EXTRACTED RECORDS below:

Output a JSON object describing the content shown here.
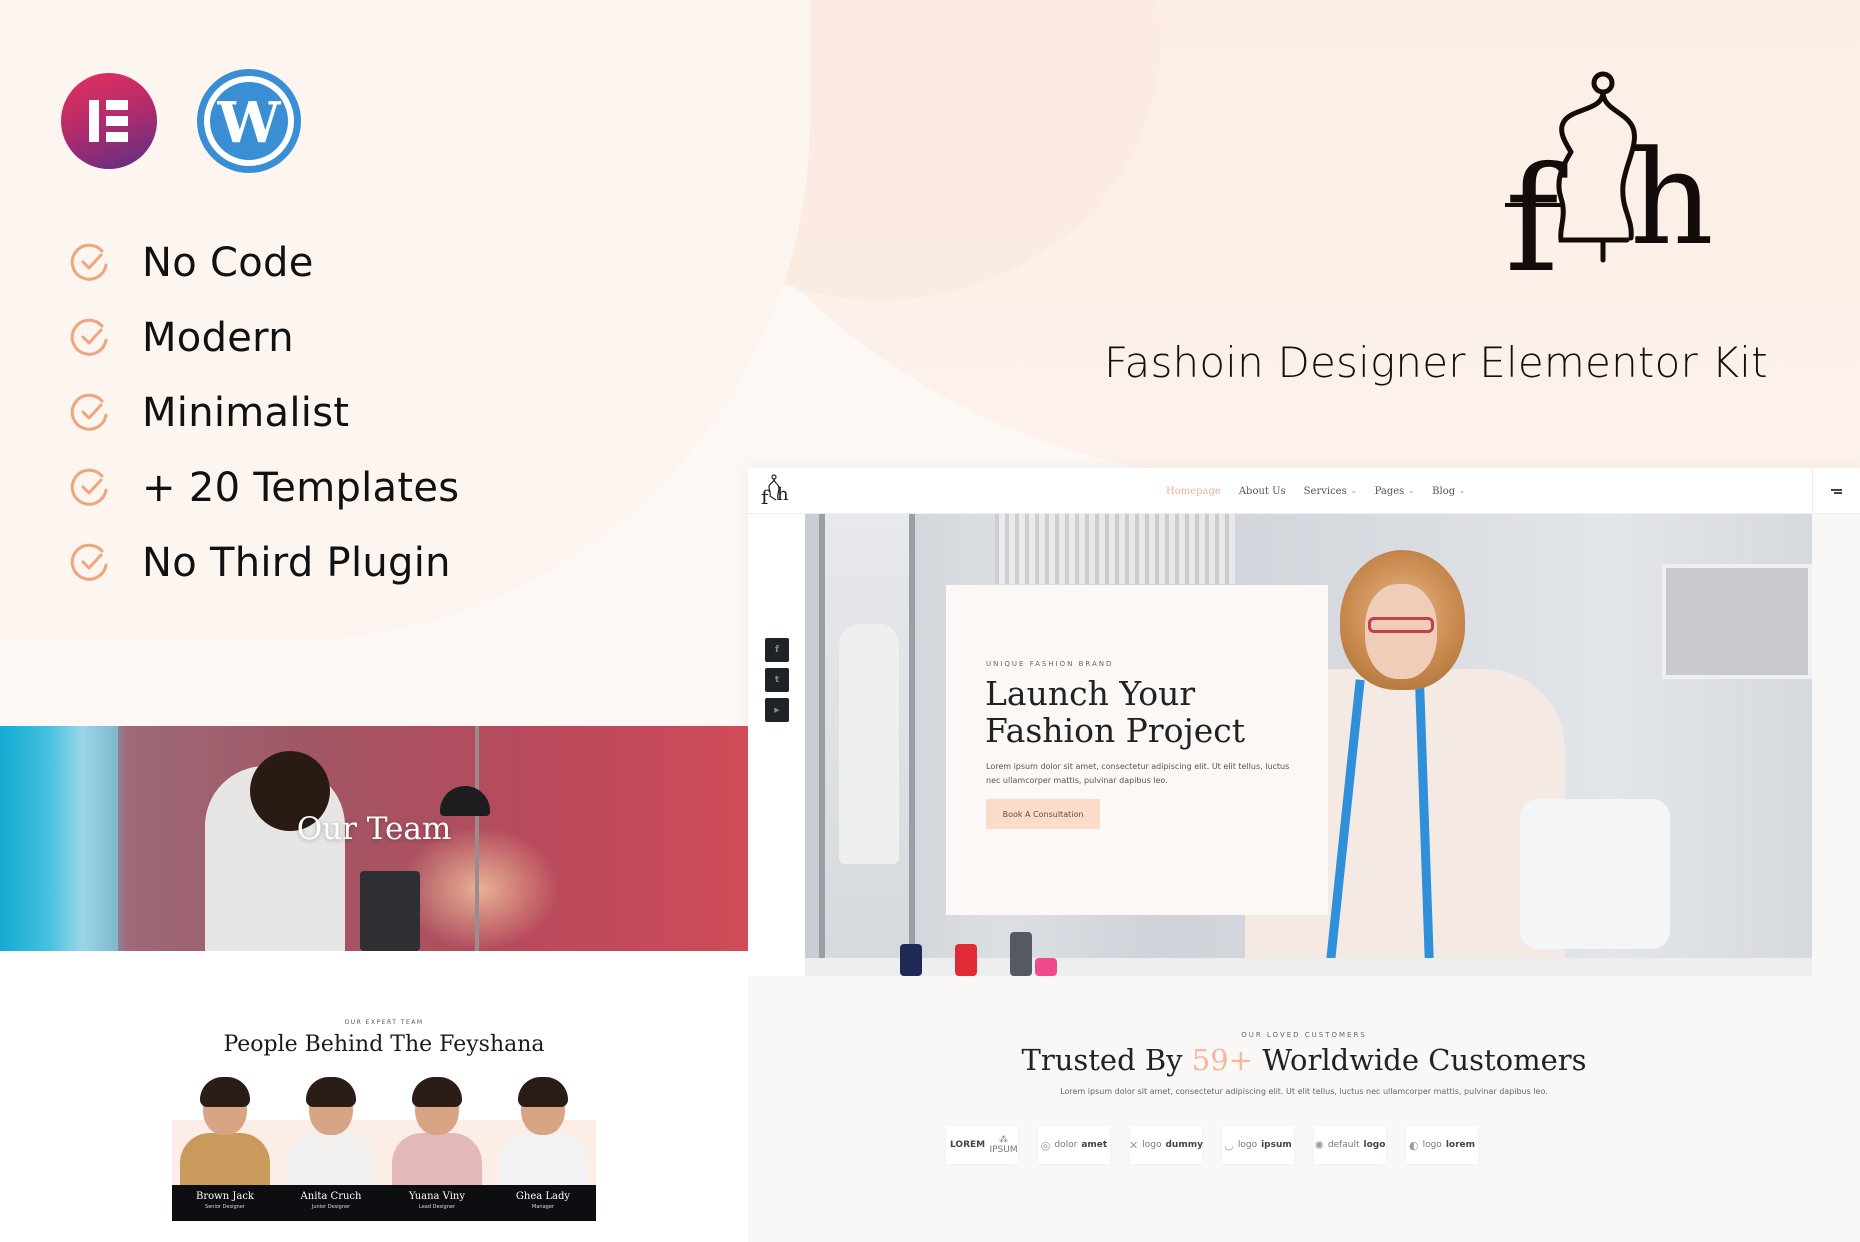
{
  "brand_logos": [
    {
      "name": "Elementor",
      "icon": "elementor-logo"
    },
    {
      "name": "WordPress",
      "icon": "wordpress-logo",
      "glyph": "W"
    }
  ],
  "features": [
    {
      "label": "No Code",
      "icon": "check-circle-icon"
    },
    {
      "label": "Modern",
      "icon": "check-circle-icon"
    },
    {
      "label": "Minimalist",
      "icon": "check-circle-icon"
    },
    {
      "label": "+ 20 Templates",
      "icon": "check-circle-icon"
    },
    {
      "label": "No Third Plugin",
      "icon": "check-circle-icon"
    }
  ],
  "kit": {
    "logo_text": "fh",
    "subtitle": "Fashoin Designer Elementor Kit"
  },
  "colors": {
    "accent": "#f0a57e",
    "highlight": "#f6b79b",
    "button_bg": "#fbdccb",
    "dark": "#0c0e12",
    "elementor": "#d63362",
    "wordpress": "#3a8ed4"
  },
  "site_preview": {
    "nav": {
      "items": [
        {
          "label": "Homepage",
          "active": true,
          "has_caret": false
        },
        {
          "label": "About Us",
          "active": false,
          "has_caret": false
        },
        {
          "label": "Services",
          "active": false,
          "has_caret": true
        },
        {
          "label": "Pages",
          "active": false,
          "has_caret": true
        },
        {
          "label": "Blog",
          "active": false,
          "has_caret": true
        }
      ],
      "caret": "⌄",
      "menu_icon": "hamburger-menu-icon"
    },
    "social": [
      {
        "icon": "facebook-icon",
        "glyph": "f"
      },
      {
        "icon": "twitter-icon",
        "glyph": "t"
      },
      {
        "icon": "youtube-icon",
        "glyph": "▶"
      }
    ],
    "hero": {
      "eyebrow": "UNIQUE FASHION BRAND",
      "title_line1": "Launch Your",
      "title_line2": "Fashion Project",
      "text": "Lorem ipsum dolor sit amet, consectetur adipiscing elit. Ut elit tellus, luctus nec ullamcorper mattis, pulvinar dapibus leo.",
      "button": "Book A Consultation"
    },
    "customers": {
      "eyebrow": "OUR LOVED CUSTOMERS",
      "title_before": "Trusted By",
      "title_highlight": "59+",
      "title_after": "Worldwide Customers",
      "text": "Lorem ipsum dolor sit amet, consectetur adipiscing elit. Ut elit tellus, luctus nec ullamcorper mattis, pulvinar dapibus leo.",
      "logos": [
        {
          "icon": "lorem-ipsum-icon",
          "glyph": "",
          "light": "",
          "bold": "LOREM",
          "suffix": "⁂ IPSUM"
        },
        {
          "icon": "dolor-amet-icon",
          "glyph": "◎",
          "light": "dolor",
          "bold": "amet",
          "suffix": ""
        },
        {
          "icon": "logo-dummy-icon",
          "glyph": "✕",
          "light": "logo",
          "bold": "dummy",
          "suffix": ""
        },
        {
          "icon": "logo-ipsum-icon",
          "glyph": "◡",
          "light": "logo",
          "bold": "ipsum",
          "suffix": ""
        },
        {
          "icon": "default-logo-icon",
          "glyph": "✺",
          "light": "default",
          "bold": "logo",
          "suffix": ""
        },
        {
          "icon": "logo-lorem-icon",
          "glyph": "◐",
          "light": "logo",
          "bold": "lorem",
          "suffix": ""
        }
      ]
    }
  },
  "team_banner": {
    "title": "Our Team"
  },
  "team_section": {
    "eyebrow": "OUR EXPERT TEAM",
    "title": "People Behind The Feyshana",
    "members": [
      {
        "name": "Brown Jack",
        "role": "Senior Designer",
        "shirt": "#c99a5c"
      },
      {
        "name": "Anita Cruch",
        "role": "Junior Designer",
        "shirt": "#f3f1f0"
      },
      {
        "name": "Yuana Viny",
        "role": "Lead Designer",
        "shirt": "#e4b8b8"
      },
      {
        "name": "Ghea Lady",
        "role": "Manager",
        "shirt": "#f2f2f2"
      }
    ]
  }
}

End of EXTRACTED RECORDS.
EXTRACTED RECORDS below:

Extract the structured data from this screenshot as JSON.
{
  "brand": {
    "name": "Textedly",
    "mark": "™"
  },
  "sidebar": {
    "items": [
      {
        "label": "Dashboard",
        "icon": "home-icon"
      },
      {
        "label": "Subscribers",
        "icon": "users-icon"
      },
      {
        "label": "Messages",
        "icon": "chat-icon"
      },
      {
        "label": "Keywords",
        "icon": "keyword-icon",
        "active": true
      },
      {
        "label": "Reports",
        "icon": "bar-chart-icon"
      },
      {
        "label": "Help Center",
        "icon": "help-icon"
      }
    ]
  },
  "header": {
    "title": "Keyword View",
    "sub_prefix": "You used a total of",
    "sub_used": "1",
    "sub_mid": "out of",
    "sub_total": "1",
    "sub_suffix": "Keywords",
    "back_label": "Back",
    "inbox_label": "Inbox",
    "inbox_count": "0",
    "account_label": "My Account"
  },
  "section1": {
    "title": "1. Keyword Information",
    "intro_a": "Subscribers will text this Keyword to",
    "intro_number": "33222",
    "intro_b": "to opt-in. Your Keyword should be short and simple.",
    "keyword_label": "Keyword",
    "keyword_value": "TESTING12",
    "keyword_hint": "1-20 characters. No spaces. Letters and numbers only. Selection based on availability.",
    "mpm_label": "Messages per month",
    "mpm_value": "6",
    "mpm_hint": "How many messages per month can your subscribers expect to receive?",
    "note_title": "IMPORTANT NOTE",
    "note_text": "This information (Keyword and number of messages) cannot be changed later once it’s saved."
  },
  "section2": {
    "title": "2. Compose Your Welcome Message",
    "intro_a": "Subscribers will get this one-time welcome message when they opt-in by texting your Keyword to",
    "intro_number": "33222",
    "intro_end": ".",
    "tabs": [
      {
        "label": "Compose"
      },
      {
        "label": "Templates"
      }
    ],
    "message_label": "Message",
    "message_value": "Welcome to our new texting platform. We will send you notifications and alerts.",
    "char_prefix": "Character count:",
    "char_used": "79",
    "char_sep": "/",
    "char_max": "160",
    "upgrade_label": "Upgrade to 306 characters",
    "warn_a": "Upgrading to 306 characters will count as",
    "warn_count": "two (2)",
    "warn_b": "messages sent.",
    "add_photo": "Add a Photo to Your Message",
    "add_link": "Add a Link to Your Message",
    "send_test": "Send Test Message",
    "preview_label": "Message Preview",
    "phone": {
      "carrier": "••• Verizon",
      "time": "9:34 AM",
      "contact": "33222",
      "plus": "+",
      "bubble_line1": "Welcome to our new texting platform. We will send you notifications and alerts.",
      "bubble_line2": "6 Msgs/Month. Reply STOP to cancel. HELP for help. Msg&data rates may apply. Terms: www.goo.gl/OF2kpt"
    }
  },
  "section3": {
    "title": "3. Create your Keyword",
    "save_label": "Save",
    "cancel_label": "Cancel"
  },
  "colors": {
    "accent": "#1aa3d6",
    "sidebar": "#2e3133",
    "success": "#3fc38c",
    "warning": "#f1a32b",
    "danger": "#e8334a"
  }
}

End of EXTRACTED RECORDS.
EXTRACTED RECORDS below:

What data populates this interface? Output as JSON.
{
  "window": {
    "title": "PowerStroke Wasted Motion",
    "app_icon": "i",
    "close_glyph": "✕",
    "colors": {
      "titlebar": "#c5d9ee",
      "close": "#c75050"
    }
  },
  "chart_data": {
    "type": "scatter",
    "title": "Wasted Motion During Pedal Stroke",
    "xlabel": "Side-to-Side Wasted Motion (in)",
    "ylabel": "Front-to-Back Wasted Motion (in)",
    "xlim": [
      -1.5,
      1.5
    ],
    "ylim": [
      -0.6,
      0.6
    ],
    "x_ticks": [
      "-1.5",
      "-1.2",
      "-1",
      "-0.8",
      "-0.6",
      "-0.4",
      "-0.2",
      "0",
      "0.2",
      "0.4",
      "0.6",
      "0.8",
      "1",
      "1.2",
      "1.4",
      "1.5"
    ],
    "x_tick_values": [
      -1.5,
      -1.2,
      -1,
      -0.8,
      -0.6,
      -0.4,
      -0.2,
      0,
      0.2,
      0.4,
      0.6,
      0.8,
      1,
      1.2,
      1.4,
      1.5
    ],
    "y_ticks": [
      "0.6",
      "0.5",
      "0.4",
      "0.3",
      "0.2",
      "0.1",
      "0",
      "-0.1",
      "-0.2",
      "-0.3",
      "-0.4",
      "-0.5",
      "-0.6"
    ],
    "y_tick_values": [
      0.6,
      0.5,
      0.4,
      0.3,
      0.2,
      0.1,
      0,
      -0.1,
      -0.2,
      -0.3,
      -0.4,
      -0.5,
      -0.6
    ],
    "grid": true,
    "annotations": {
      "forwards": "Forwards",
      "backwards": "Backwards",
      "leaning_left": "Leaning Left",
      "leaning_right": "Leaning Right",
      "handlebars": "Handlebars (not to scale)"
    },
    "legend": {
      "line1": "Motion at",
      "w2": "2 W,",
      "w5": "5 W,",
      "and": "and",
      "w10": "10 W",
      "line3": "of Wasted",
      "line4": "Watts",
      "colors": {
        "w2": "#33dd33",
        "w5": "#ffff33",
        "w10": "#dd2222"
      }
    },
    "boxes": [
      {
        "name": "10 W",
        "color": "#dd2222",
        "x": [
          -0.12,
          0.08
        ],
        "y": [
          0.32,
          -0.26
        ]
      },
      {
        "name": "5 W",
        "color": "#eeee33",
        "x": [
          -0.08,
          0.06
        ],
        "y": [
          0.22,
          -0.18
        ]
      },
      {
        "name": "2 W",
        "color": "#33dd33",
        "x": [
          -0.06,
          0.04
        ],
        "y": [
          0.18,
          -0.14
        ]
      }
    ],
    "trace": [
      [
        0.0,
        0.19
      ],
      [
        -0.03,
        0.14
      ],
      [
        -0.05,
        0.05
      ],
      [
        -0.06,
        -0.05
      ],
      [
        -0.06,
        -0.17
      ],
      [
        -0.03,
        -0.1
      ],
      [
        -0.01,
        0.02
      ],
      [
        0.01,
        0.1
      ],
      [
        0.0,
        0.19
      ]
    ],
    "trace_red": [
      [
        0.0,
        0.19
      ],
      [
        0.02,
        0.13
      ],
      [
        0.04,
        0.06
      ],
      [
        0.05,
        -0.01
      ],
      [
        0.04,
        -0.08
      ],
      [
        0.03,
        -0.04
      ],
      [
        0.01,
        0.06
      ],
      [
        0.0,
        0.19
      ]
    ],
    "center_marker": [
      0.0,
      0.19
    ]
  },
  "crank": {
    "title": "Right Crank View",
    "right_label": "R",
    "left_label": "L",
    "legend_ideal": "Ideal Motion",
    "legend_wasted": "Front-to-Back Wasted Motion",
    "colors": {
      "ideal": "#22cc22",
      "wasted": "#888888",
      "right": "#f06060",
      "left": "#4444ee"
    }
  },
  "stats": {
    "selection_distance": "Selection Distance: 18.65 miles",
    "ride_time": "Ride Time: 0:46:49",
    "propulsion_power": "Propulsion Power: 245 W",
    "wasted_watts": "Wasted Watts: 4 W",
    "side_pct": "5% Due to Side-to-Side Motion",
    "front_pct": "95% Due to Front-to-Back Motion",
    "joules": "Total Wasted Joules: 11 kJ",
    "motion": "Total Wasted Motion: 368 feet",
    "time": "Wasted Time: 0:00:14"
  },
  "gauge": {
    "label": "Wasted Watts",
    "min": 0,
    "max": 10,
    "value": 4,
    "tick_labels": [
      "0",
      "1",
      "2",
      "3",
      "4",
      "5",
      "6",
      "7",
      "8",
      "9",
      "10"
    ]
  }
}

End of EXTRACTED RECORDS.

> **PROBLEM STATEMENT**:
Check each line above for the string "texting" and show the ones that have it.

> **RESULT BELOW**:
    "intro_a": "Subscribers will get this one-time welcome message when they opt-in by texting your Keyword to",
    "message_value": "Welcome to our new texting platform. We will send you notifications and alerts.",
      "bubble_line1": "Welcome to our new texting platform. We will send you notifications and alerts.",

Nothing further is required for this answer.